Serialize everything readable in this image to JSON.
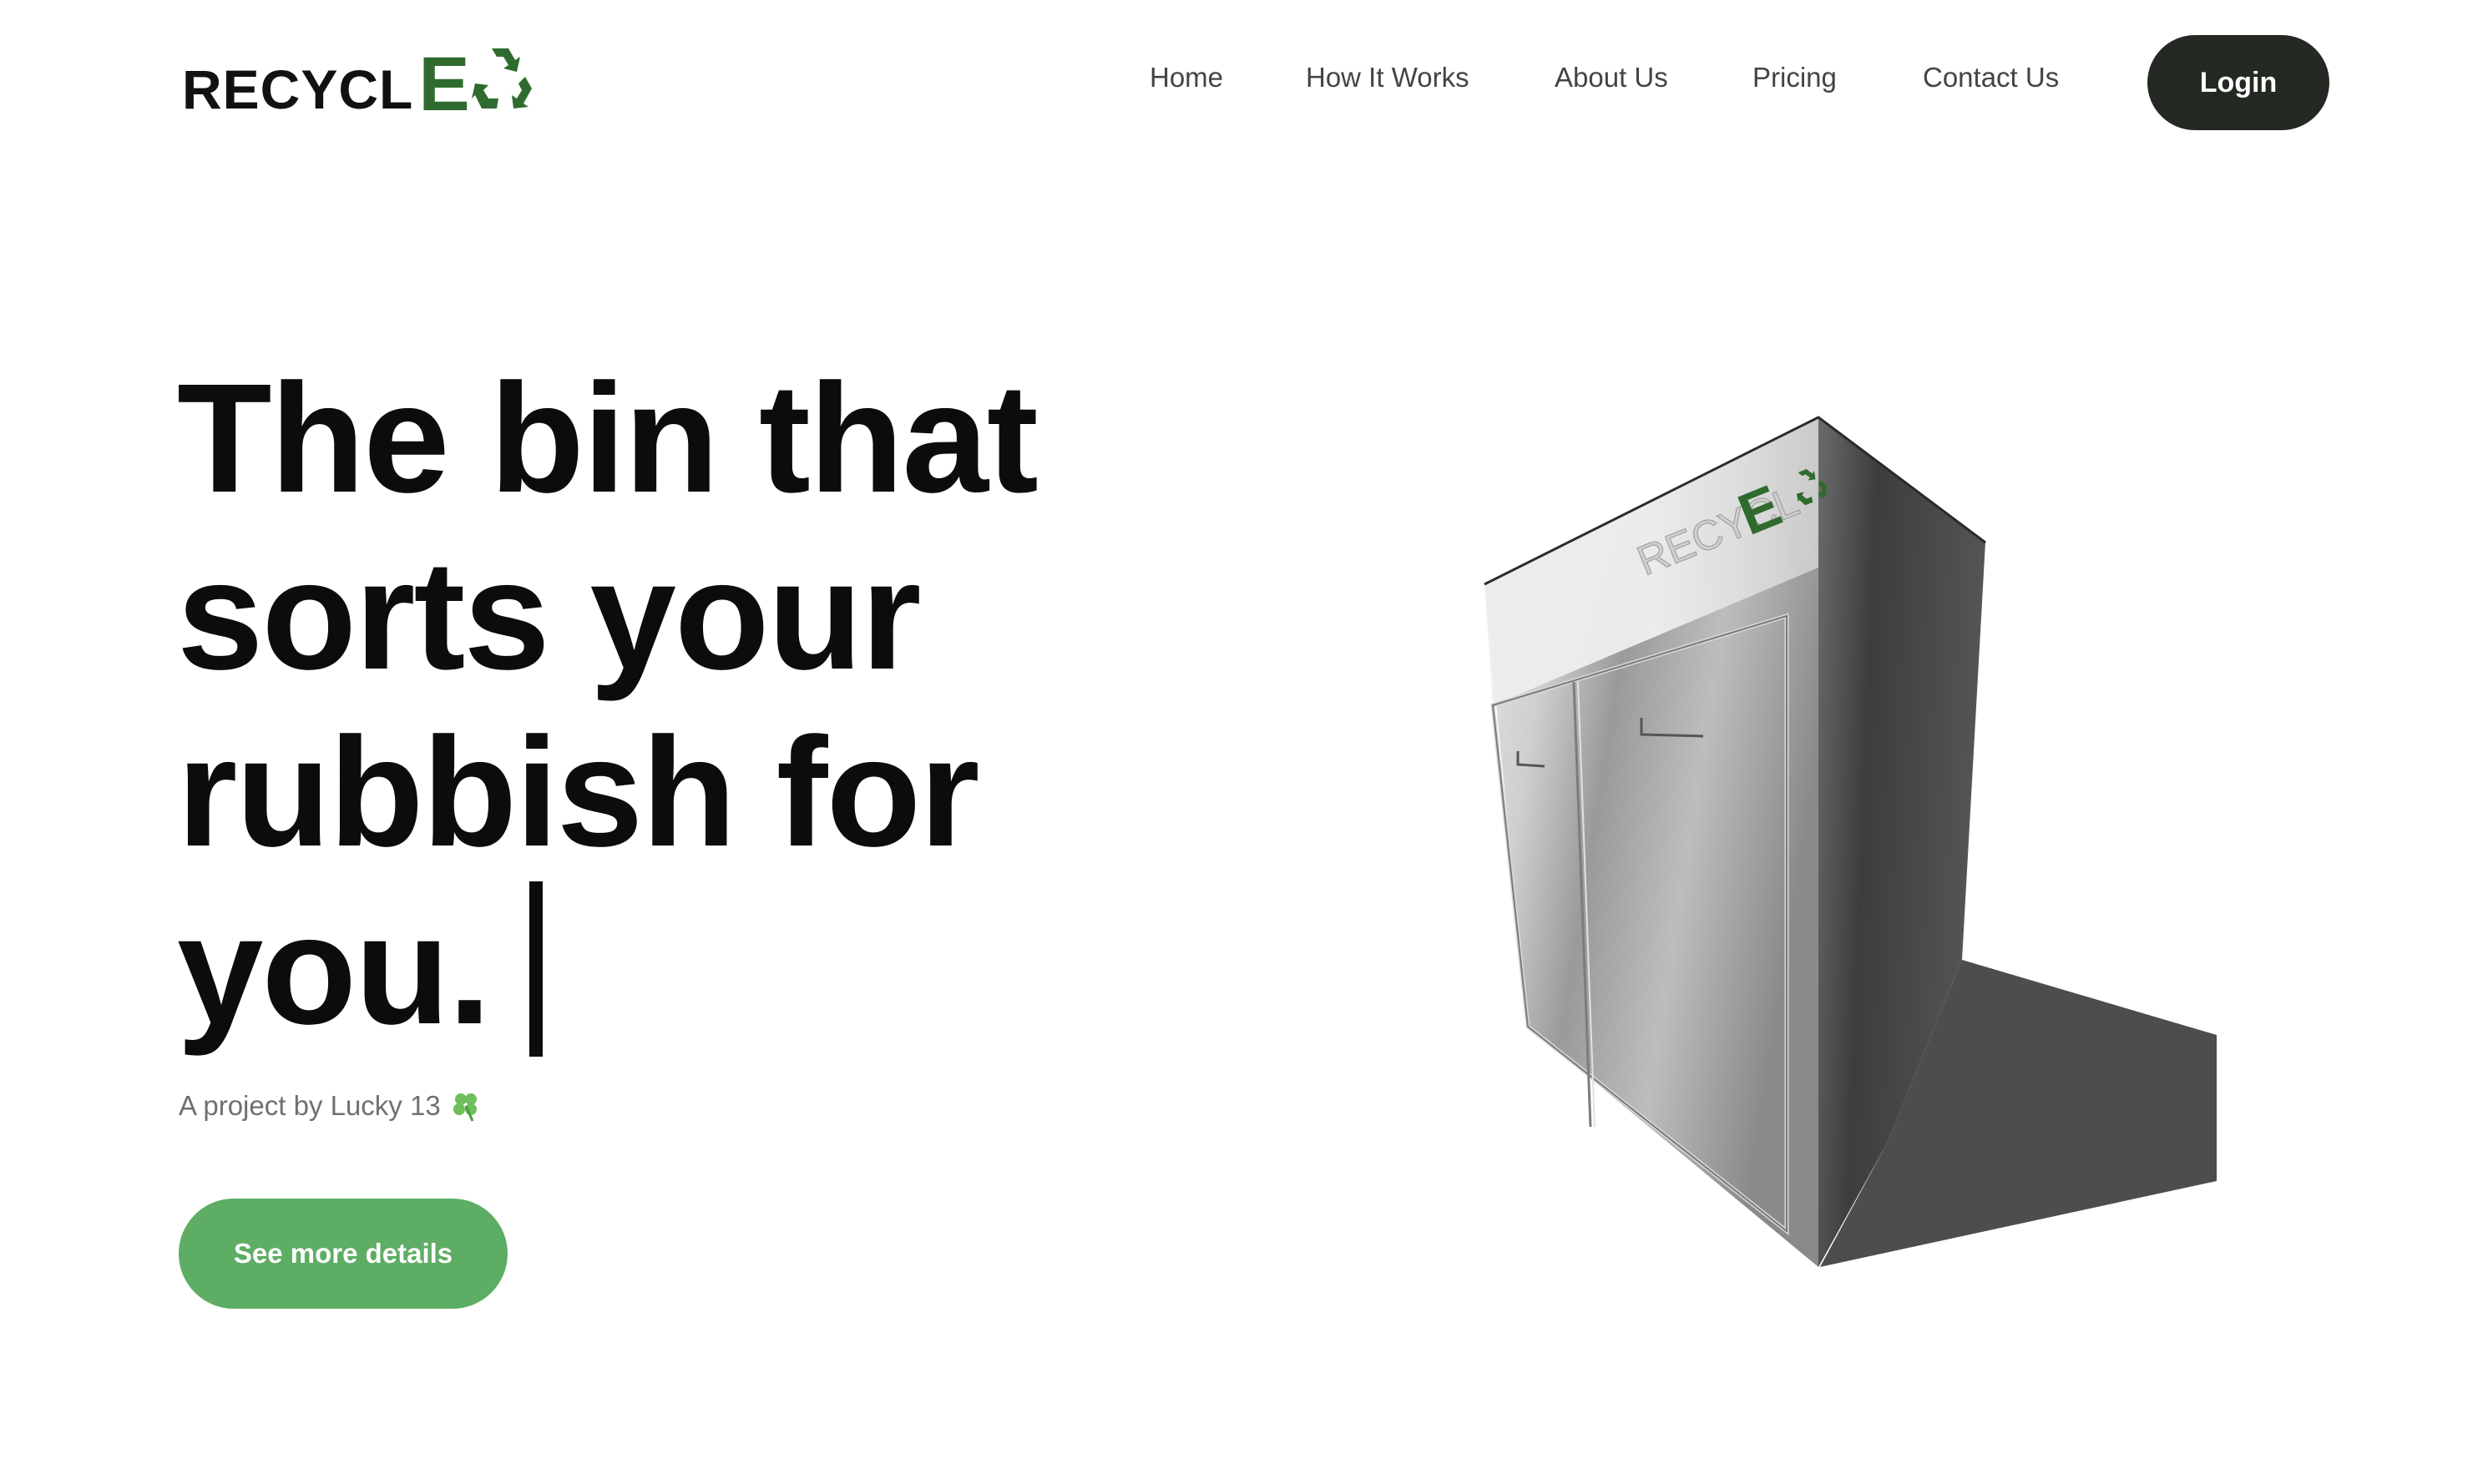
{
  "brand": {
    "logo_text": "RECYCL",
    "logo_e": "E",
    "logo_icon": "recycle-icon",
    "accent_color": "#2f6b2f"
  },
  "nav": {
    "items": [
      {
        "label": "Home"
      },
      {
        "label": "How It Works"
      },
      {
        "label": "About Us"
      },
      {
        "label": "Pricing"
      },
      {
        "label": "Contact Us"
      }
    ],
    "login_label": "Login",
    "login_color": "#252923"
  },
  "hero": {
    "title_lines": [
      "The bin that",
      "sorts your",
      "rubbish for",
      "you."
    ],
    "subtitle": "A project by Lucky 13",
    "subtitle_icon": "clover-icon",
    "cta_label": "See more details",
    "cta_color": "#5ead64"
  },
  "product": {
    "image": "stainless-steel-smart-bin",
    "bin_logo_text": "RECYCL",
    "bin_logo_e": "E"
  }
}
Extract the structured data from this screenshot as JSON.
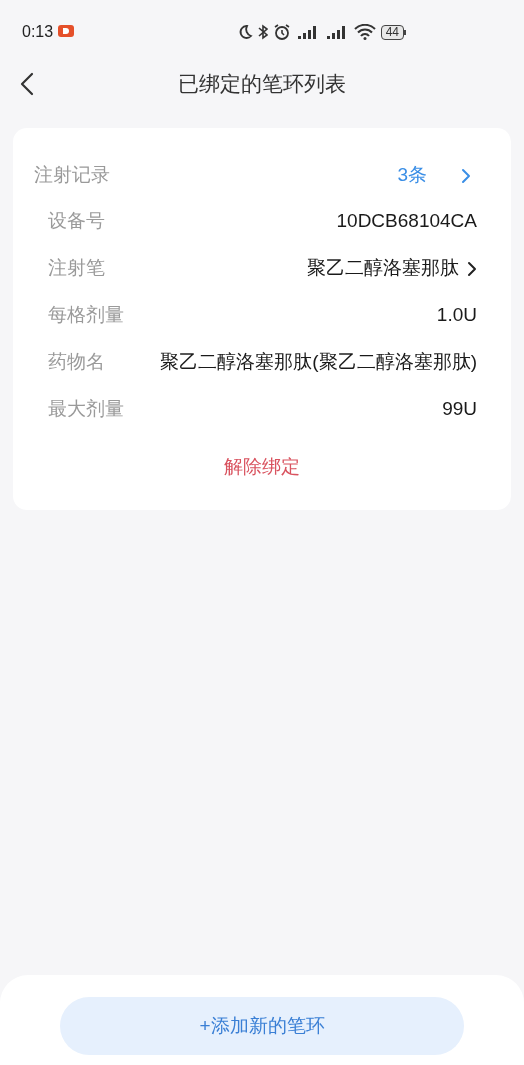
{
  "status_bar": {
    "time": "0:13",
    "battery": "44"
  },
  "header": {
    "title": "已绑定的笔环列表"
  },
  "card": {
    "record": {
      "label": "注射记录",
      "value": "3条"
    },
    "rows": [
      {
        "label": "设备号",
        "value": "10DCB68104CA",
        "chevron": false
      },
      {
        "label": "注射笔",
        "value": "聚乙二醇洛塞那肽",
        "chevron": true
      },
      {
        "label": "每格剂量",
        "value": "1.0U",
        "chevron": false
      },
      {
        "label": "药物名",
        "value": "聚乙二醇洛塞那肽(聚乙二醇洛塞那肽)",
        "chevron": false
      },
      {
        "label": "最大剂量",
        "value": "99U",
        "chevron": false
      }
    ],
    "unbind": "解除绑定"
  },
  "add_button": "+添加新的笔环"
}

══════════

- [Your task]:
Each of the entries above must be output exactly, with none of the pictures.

- [Result for this exercise]:
Serialize everything readable in this image to JSON.
{
  "brand": {
    "logo_text": "RECYCL",
    "logo_e": "E",
    "logo_icon": "recycle-icon",
    "accent_color": "#2f6b2f"
  },
  "nav": {
    "items": [
      {
        "label": "Home"
      },
      {
        "label": "How It Works"
      },
      {
        "label": "About Us"
      },
      {
        "label": "Pricing"
      },
      {
        "label": "Contact Us"
      }
    ],
    "login_label": "Login",
    "login_color": "#252923"
  },
  "hero": {
    "title_lines": [
      "The bin that",
      "sorts your",
      "rubbish for",
      "you."
    ],
    "subtitle": "A project by Lucky 13",
    "subtitle_icon": "clover-icon",
    "cta_label": "See more details",
    "cta_color": "#5ead64"
  },
  "product": {
    "image": "stainless-steel-smart-bin",
    "bin_logo_text": "RECYCL",
    "bin_logo_e": "E"
  }
}
Extract the structured data from this screenshot as JSON.
{
  "status_bar": {
    "time": "0:13",
    "battery": "44"
  },
  "header": {
    "title": "已绑定的笔环列表"
  },
  "card": {
    "record": {
      "label": "注射记录",
      "value": "3条"
    },
    "rows": [
      {
        "label": "设备号",
        "value": "10DCB68104CA",
        "chevron": false
      },
      {
        "label": "注射笔",
        "value": "聚乙二醇洛塞那肽",
        "chevron": true
      },
      {
        "label": "每格剂量",
        "value": "1.0U",
        "chevron": false
      },
      {
        "label": "药物名",
        "value": "聚乙二醇洛塞那肽(聚乙二醇洛塞那肽)",
        "chevron": false
      },
      {
        "label": "最大剂量",
        "value": "99U",
        "chevron": false
      }
    ],
    "unbind": "解除绑定"
  },
  "add_button": "+添加新的笔环"
}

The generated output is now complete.